I searched on Facebook for local groups, using combinations of place names and phases such as “Doctor Who”, “Star Trek”, “SciFi”, “Fantasy” and other variations. The closest I got was an acknowledgement that Matt Smith was born in one of those local towns! I tried similar searches on Google and Bing, and found nothing.
So, why is this? I am aware of a few groups that ran for a while (there was a Firefly club in Leeds that tried to meet monthly but ran out of steam when general apathy prevented attendance and it eventually stopped). It’s not like modern organisers need to slave over a photocopier or printer in order to print the newsletters, or write out envelopes and lick stamps. The part that made it hard work can now be done in a matter of seconds for free online. Logic suggests that, since it’s easier, it should be more prevalent rather than less. Yet it isn’t.
Is it because the Internet has actually caused us to distance ourselves from other people? I knew who my neighbours were ten years ago, I have no idea now.
And could it be a cultural thing? Here in the UK these groups are scarce, but perhaps in the USA they are still very active? Would love to know, if any of my foreign readers (or indeed my local ones) have any thoughts I would be very interested to hear them.
Next month sees the fiftieth anniversary of Doctor Who and includes many live simultaneous showings of the anniversary episode in cinemas. I am going to see it in London specifically to feel what it is like to be surrounded by like minded people again. I am just steeling myself for all of them to be half my age.
I am in the process of trying to set up something local to my area now. I have made a couple of abortive attempts in the past year, relying on the goodwill of social media friends to share the message. They didn’t, and I gave up after we gained a total of four people other than myself, all of whom I knew and three of whom I had personally invited to the group.

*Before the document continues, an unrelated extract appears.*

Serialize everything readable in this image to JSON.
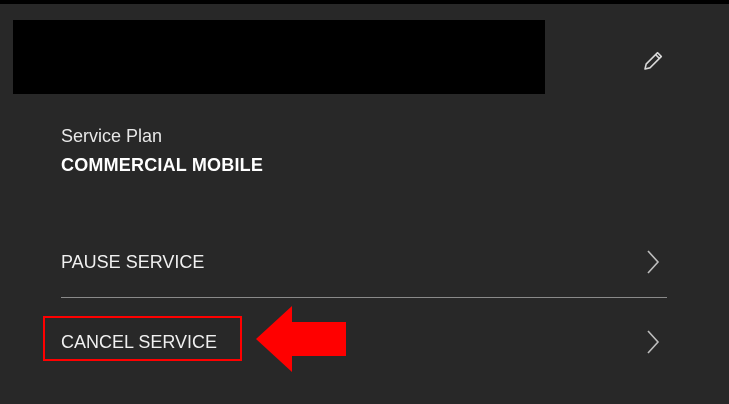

So what am I going to try differently? Well, I am going to go old school. I am going to place ads in local papers and the relevant magazines. There are probably people living doors away from me who have this common interest (heck, someone on my street has “Property Of Starfleet Academy” embossed on his four by four, but I don’t have the balls to talk to him!) Unlike the groups I have been involved with in the past, I can run this one for free (once it has been advertised). I can put at ads at the local library. I can put some fliers in local comic shops. I am convinced that such groups could function again, the person behind it just needs to think outside of the Internet in order to launch it.
I suppose that is sort of part of the mission statement of this blog (the other is to comment geeky media stuff that I am enjoying now). I wish to set up a local group in Northamptonshire and get people involved. I want to publicise other local groups so that more people know that they are there. Ultimately I want to recapture the thill of meeting like minded people locally and enjoying banter with them, just like I used to twenty years ago.
Perhaps this is all the symptom of a midlife crises after all!